Block-Seminar on Deep Learning

apl. Prof. Olaf Ronneberger (Google DeepMind)

In this seminar you will learn about recent developments in deep learning with a focus on images and videos and their combination with other modalities like language. The surprising emerging capabilities of large language models (like GPT-4) open up new design spaces. Many classic computer vision tasks can be translated into the language domain and can be (partially) solved there. Understanding the current capabilities, the shortcomings and approaches in the language domain will be essential for the future Computer Vision research. So the selected papers this year focus on the key concepts used in todays large language models as well as the approaches to combine computer vision with language.

For each paper there will be one person, who performs a detailed investigation of a research paper and its background and will give a presentation (time limit is 35-40 minutes). The presentation is followed by a discussion with all participants about the merits and limitations of the respective paper. You will learn to read and understand contemporary research papers, to give a good oral presentation, to ask questions, and to openly discuss a research problem. The maximum number of students that can participate in the seminar is 10.

The introduction meeting (together with Thomas Brox's seminar) will be in person, while the mid semester meeting will be online. The block seminar itself will be in person to give you the chance to practise your real-world presentation skills and to have more lively discussions

Contact person: David Hoffmann

(2 SWS)
(date tba, two days, in person, between mid of July and end of September)

Beginning: If you want to participate, attend the mandatory introduction meeting (Will be held jointly with Seminar on Current Works in Computer Vison) on April, 17th, 14:00, register in HisInOne, and submit your paper preferences before April, 22nd.

Mid-Semester Lecture: (date tba, 2 hours, via video conference) Introduction to Generative models by apl. Prof. Olaf Ronneberger (Google DeepMind)

Recommended semester:

6 (Bachelor), any (Master)
Requirements: Background in computer vision

Remarks: This course is offered to both Bachelor and Master students. The language of this course is English. All presentations must be given in English.

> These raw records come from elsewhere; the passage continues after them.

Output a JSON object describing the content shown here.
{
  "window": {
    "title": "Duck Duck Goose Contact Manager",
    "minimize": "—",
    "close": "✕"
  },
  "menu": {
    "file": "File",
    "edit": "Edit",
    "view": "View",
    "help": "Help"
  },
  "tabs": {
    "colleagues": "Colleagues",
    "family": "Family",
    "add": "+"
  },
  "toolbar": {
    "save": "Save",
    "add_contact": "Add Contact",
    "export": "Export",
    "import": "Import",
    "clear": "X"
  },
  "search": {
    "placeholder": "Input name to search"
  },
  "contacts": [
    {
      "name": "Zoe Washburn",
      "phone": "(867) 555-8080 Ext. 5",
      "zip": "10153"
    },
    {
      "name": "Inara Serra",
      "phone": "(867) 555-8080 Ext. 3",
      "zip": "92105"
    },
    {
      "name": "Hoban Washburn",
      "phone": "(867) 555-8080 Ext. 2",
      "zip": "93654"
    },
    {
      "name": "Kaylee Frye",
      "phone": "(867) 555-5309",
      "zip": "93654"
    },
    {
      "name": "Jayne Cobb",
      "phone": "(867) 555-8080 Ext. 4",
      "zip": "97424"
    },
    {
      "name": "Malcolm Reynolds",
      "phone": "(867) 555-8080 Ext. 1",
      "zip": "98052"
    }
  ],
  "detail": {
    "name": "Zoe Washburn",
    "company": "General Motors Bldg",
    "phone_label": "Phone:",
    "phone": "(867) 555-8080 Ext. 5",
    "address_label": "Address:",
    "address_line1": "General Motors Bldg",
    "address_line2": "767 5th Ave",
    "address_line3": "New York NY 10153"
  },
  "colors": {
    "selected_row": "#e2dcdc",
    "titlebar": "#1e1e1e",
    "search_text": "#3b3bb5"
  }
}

Topics will be assigned for both seminars via a preference voting. If there are more interested students than places, first priority will be given to students who attended the intrdocution meeting. Afterwards, we follow the assignments of the HisInOne system. We want to avoid that people grab a topic and then jump off during the semester. Please have a coarse look at all available papers to make an informed decision before you commit. If you don't attend the meeting (or not send a paper preference) but choose this seminar together with only other overbooked seminars in HisInOne, you may end up without a seminar place this semester.

Students who just need to attend (failed SL from previous semester), need not send a preference for a paper, but just reply with "SL only".


GPT4(V)ision example


from Thomas Brox's seminar:


Barbera, Enrico
ID Paper Comment / project page Student Advisor
B1Intriguing properties of generative classifiersSaiger, SvenSimon Schrodi
B2Mirasol3B: A Multimodal Autoregressive model for time-aligned and contextual modalitiesDiener, ArthurArian Mousakhan
B3SODA: Bottleneck Diffusion Models for Representation LearningKundu, RounackLeonhard Sommer
B4Visual Program Distillation: Distilling Tools and Programmatic Reasoning into Vision-Language ModelsGaillard, YaelleDavid Hoffmann
B5Bad Students Make Great Teachers: Active Learning Accelerates Large-Scale Visual UnderstandingMossio, GiacomoSimon Ging
B6Memory Consolidation Enables Long-Context Video UnderstandingMackert, MichelJelena Bratulic
B7Gemma: Open Models Based on Gemini Research and TechnologyMraz, MartinMax Argus
B8When Do We Not Need Larger Vision Models?Barbera, EnricoArian Mousakhan
B9Mixture-of-Depths: Dynamically allocating compute in transformer-based language modelsBaumann, HannesSimon Ging
B10Scaling Laws for Data Filtering - Data Curation cannot be Compute AgnosticJansen HendrikSilvio Galesso